-- SOURCE MATERIAL follows --
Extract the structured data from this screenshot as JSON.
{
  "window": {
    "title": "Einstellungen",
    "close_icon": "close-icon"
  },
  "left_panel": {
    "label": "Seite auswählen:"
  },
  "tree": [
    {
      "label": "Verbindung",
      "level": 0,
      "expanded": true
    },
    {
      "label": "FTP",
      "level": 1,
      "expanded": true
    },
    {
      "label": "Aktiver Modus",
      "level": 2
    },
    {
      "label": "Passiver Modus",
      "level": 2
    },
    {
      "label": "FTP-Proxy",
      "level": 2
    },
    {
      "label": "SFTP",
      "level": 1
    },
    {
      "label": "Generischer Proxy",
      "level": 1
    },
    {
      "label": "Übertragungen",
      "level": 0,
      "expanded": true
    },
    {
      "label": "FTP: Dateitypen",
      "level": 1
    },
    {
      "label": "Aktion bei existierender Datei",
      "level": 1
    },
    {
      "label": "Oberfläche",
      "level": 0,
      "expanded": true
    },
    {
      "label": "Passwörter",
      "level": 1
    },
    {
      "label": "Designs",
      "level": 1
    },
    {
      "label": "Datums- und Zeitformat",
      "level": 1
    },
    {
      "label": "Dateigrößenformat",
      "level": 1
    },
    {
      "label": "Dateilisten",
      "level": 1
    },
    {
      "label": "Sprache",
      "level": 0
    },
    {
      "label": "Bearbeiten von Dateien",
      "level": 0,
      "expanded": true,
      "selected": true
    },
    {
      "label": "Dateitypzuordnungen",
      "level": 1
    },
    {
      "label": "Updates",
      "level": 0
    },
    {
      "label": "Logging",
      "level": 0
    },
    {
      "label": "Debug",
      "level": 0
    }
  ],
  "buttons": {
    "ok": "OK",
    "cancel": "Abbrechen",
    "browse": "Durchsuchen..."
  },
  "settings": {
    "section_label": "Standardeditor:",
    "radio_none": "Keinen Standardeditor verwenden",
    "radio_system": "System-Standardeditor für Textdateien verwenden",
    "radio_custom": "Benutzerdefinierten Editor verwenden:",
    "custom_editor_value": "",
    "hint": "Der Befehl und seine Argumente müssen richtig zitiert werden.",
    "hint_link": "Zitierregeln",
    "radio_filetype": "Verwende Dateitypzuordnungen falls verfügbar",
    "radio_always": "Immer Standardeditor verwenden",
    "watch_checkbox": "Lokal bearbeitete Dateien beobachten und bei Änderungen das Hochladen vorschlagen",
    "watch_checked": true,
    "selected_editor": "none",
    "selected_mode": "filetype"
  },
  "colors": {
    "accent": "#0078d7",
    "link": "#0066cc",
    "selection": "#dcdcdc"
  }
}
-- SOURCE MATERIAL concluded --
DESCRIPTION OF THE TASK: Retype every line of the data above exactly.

ANSWER TO THIS TASK:
Extract the structured data from this screenshot as JSON.
{
  "window": {
    "title": "Einstellungen",
    "close_icon": "close-icon"
  },
  "left_panel": {
    "label": "Seite auswählen:"
  },
  "tree": [
    {
      "label": "Verbindung",
      "level": 0,
      "expanded": true
    },
    {
      "label": "FTP",
      "level": 1,
      "expanded": true
    },
    {
      "label": "Aktiver Modus",
      "level": 2
    },
    {
      "label": "Passiver Modus",
      "level": 2
    },
    {
      "label": "FTP-Proxy",
      "level": 2
    },
    {
      "label": "SFTP",
      "level": 1
    },
    {
      "label": "Generischer Proxy",
      "level": 1
    },
    {
      "label": "Übertragungen",
      "level": 0,
      "expanded": true
    },
    {
      "label": "FTP: Dateitypen",
      "level": 1
    },
    {
      "label": "Aktion bei existierender Datei",
      "level": 1
    },
    {
      "label": "Oberfläche",
      "level": 0,
      "expanded": true
    },
    {
      "label": "Passwörter",
      "level": 1
    },
    {
      "label": "Designs",
      "level": 1
    },
    {
      "label": "Datums- und Zeitformat",
      "level": 1
    },
    {
      "label": "Dateigrößenformat",
      "level": 1
    },
    {
      "label": "Dateilisten",
      "level": 1
    },
    {
      "label": "Sprache",
      "level": 0
    },
    {
      "label": "Bearbeiten von Dateien",
      "level": 0,
      "expanded": true,
      "selected": true
    },
    {
      "label": "Dateitypzuordnungen",
      "level": 1
    },
    {
      "label": "Updates",
      "level": 0
    },
    {
      "label": "Logging",
      "level": 0
    },
    {
      "label": "Debug",
      "level": 0
    }
  ],
  "buttons": {
    "ok": "OK",
    "cancel": "Abbrechen",
    "browse": "Durchsuchen..."
  },
  "settings": {
    "section_label": "Standardeditor:",
    "radio_none": "Keinen Standardeditor verwenden",
    "radio_system": "System-Standardeditor für Textdateien verwenden",
    "radio_custom": "Benutzerdefinierten Editor verwenden:",
    "custom_editor_value": "",
    "hint": "Der Befehl und seine Argumente müssen richtig zitiert werden.",
    "hint_link": "Zitierregeln",
    "radio_filetype": "Verwende Dateitypzuordnungen falls verfügbar",
    "radio_always": "Immer Standardeditor verwenden",
    "watch_checkbox": "Lokal bearbeitete Dateien beobachten und bei Änderungen das Hochladen vorschlagen",
    "watch_checked": true,
    "selected_editor": "none",
    "selected_mode": "filetype"
  },
  "colors": {
    "accent": "#0078d7",
    "link": "#0066cc",
    "selection": "#dcdcdc"
  }
}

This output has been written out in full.